### Task input

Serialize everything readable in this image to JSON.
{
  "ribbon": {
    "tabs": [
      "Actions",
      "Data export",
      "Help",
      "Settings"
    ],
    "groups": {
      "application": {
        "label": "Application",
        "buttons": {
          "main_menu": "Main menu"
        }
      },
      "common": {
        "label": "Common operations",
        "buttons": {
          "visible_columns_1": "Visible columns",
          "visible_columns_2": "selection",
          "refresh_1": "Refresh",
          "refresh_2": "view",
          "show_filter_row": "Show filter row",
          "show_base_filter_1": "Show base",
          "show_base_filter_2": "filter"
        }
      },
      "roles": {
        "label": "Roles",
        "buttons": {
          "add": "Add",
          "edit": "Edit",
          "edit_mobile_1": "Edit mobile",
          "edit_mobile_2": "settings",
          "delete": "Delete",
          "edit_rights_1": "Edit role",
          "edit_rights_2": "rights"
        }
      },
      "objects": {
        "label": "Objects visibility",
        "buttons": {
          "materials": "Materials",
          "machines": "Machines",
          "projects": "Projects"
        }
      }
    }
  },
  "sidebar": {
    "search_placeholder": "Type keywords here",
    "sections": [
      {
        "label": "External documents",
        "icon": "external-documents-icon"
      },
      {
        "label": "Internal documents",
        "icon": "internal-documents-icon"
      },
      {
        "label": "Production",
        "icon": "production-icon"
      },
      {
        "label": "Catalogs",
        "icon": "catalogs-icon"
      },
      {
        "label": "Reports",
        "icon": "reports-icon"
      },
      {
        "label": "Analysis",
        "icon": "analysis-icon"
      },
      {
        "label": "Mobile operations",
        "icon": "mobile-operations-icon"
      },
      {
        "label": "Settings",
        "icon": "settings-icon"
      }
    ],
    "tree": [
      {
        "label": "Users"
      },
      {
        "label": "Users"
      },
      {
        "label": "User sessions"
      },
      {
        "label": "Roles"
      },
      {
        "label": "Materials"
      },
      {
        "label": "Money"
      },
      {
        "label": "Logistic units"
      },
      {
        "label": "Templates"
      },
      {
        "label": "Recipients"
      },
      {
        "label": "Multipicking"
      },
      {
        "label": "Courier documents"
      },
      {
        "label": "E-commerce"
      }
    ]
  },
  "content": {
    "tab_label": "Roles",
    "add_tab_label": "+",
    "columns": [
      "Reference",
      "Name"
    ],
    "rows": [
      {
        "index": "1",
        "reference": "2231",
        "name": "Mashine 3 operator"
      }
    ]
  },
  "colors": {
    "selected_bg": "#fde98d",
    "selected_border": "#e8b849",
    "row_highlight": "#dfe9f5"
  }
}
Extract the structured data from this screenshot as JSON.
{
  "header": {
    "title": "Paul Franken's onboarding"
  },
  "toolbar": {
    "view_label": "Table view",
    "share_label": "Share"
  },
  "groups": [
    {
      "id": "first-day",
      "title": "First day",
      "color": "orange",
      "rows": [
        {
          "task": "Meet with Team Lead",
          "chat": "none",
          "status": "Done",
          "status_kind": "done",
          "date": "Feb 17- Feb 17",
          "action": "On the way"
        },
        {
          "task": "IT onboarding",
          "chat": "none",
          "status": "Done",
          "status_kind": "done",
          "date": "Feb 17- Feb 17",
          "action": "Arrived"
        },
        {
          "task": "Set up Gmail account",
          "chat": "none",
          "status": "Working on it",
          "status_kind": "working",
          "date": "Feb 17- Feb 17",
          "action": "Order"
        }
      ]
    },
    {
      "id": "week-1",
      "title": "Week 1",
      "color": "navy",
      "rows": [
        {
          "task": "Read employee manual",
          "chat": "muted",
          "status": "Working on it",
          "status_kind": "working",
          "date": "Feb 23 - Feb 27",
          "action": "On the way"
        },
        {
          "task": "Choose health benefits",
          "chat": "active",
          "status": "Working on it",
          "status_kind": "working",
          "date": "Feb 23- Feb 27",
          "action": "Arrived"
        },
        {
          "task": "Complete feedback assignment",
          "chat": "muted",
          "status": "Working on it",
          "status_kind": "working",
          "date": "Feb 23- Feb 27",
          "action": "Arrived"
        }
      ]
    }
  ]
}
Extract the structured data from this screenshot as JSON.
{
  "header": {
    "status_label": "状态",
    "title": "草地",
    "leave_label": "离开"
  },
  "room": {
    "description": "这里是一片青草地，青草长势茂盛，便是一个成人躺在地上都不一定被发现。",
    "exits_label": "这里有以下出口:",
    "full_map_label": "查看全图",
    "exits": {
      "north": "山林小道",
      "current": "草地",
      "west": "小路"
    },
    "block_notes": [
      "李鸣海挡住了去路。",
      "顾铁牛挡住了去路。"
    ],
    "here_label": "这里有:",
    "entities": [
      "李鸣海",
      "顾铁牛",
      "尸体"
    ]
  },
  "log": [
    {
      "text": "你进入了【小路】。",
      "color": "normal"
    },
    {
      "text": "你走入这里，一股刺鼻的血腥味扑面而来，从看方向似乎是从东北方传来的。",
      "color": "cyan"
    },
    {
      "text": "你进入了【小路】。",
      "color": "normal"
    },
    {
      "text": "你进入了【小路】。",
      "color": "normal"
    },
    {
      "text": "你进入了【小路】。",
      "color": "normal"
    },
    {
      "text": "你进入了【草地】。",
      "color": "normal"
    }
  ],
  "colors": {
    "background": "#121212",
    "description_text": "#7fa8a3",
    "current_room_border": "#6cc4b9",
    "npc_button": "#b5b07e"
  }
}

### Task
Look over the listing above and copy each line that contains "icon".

### Written answer
        "icon": "external-documents-icon"
        "icon": "internal-documents-icon"
        "icon": "production-icon"
        "icon": "catalogs-icon"
        "icon": "reports-icon"
        "icon": "analysis-icon"
        "icon": "mobile-operations-icon"
        "icon": "settings-icon"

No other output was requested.